KATHMANDU, April 2: Bijaya Kushwaha, 25, of Kalaiya, Bara sustained a leg injury while operating a thresher machine on Friday. A local medic gave 35 stitches to his wound before he was taken to the National Medical College, Birgunj on Saturday for further treatment. But after he developed cough and fever early Sunday, the hospital declined to continue his treatment suspecting it to be a COVID-19 case and instead referred him to the Shukraraj Tropical and Infectious Disease Hospital (STIDH) in Kathmandu. Unfortunately, Kushwaha died on his way to Kathmandu.
In another case, Anil Patel, 28, of Bahudarmai Municipality-1, Parsa suffered from respiratory difficulties on Monday. He was rushed to Gandak Hospital, Birgunj.

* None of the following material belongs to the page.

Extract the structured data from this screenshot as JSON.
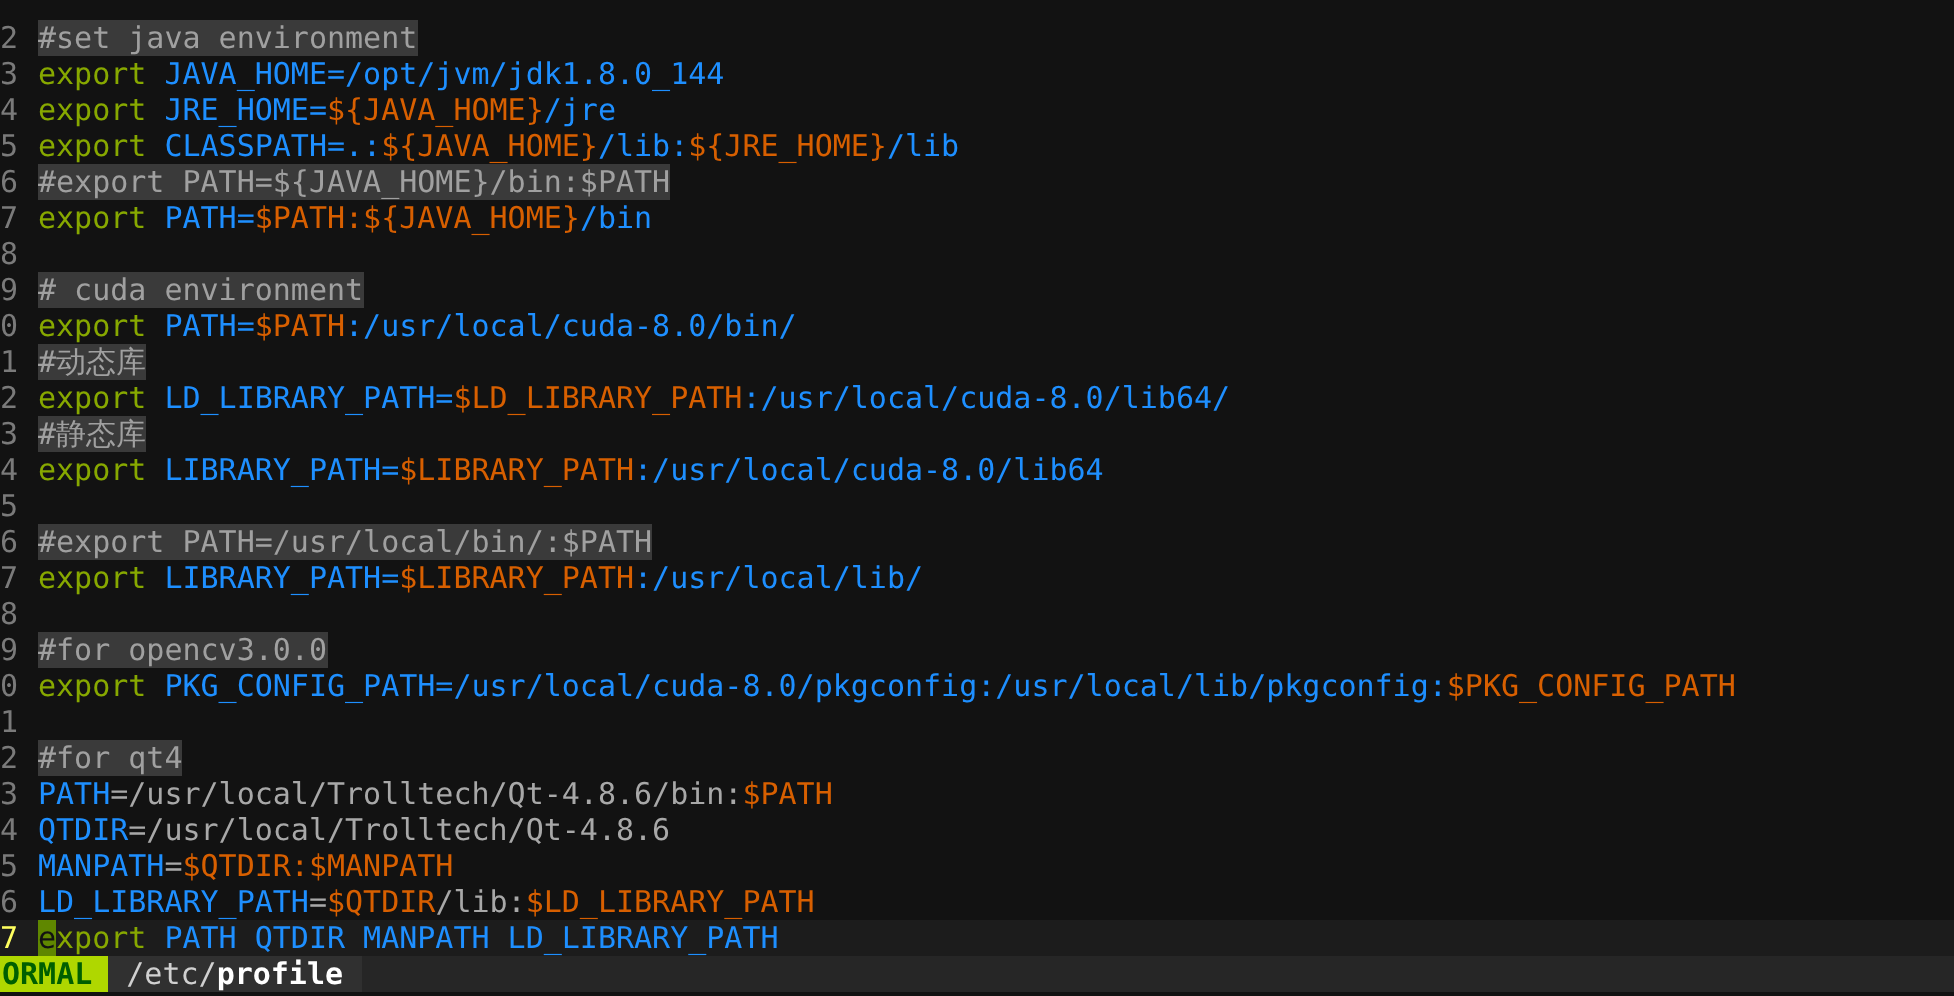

But the hospital declined to admit him so he was taken to Bhawani Hospital, where he was lucky to receive treatment through a staff, who knew Patel personally.
In Kathmandu last Thursday, a renal patient Chhabi Gurung died as he could not reach the National Kidney Center Balaju for his regular dialysis. He waited for an ambulance for several hours and died at his home, according to the chairperson of the Shree Kidney Victim Concern Society, Balaram Subedi.

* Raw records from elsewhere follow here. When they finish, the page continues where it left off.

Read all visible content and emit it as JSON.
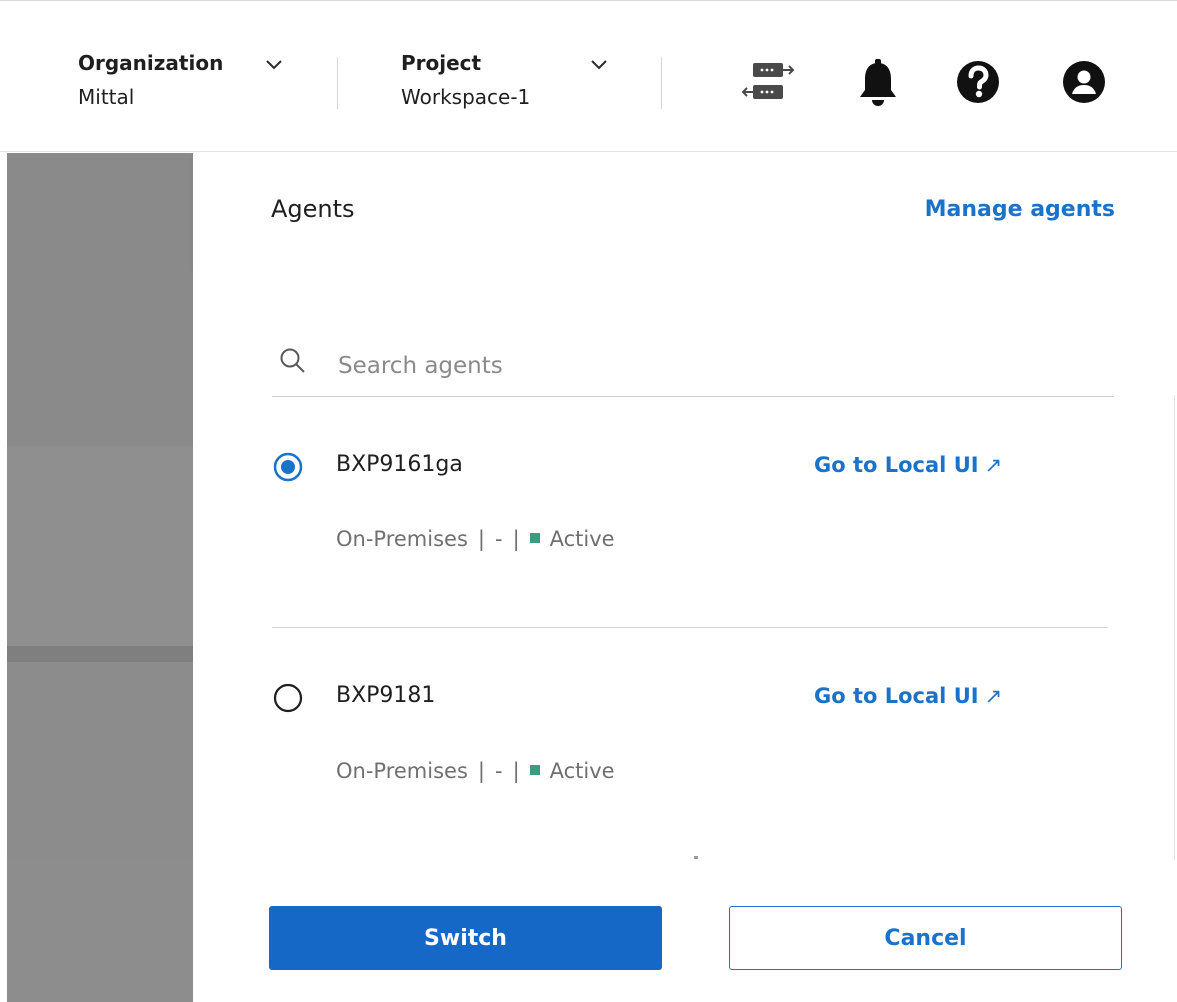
{
  "header": {
    "organization": {
      "label": "Organization",
      "value": "Mittal"
    },
    "project": {
      "label": "Project",
      "value": "Workspace-1"
    },
    "icons": [
      "agent-switch-icon",
      "bell-icon",
      "help-icon",
      "user-icon"
    ]
  },
  "panel": {
    "title": "Agents",
    "manage_link": "Manage agents",
    "search": {
      "placeholder": "Search agents",
      "value": ""
    },
    "agents": [
      {
        "name": "BXP9161ga",
        "selected": true,
        "link": "Go to Local UI",
        "link_icon": "↗",
        "type": "On-Premises",
        "separator": "|",
        "detail": "-",
        "status": "Active"
      },
      {
        "name": "BXP9181",
        "selected": false,
        "link": "Go to Local UI",
        "link_icon": "↗",
        "type": "On-Premises",
        "separator": "|",
        "detail": "-",
        "status": "Active"
      }
    ]
  },
  "footer": {
    "switch_label": "Switch",
    "cancel_label": "Cancel"
  },
  "colors": {
    "accent": "#1a73c9",
    "primary_button": "#1668c7",
    "status_active": "#3c9b80",
    "backdrop": "#8c8c8c"
  }
}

These cases are just the tip of the iceberg. Similar cases are in abundance across the country where private as well as the government-owned hospitals were reluctant to treat patients even though the patients did not show coronavirus symptoms, according to media reports.
As the nation and its strained health system is grappling to address the threat of the deadly virus, other equally urgent public health concerns are on hold. This has raised a fear that mortality from other treatable diseases could become higher than from COVID-19.
The entire country is under a lockdown to prevent the spread of coronavirus-COVID-19 since March 24. Majority of the regular vaccines provided by the immunization clinics are not being administered since the COVID-19 fear gripped the country. Also, antenatal clinics at many hospitals remain closed.
“It's a matter of concern that COVID-19 has eclipsed every other disease, which deserves equal attention,” Tribhuban University Professor Shiva Adhikari, who specialized on health economics, said.
“It is understandable that COVID-19 is the number one challenge now, but this doesn't mean that we should ignore other health concerns. If left unattended, the mortality from vaccine-preventable and other treatable conditions may shoot up,” Adhikari said.
The public health crisis would deepen further if routine healthcare is ignored, says Dr Sushil Baral, a public health expert, affiliated with Herd International, a research and development agency. “If the COVID-19 crisis prolongs, routine health delivery would become an even bigger challenge.”
Dr Sheetal Adhikari, who specialized in pulmonary and critical care and is affiliated to the Chitwan Medical College, highlights the need for treating other diseases with equal priority.
“Patients suffering from other conditions and diseases should be given utmost priority because they are the most vulnerable to COVID-19,” he said, stating that most of those dying from COVID-19 in other countries had pre-existing conditions mostly related to heart, kidney, lungs, liver and brain.
Echoing the same concern, the World Health Organization (WHO) this week has warned that the death toll from other diseases could surpass COVID-19 toll as the pandemic is straining public health systems worldwide.
“Previous outbreaks have demonstrated that when health systems are overwhelmed, mortality from vaccine-preventable and other treatable conditions can also increase dramatically,” the UN body said on Monday.
“During the 2014-2015 Ebola outbreak, the increased number of deaths caused by measles, malaria, HIV/AIDS, and tuberculosis attributable to health system failures exceeded deaths from Ebola, “ WHO said in a statement referring to the COVID-19 crisis. A total of 11,300 people had died due to Ebola virus in West African countries.
As most of the hospitals are currently unwilling to take in patients suffering from other conditions and diseases, the Ministry of Health and Population (MoHP) on Monday issued a notice saying that the designated and hub hospitals, provincial hospitals, teaching hospitals and health science academies, which are entrusted to treat COVID-19, should also continue their emergency services.
Dr Bikash Devkota, spokesperson at the Ministry of Health and Population also agreed that health system should respond to all types of diseases equally.
“Just because a patient has fever high, hospitals cannot turn him/her away. Fever is a symptom of several illnesses and diseases,” Devkota said.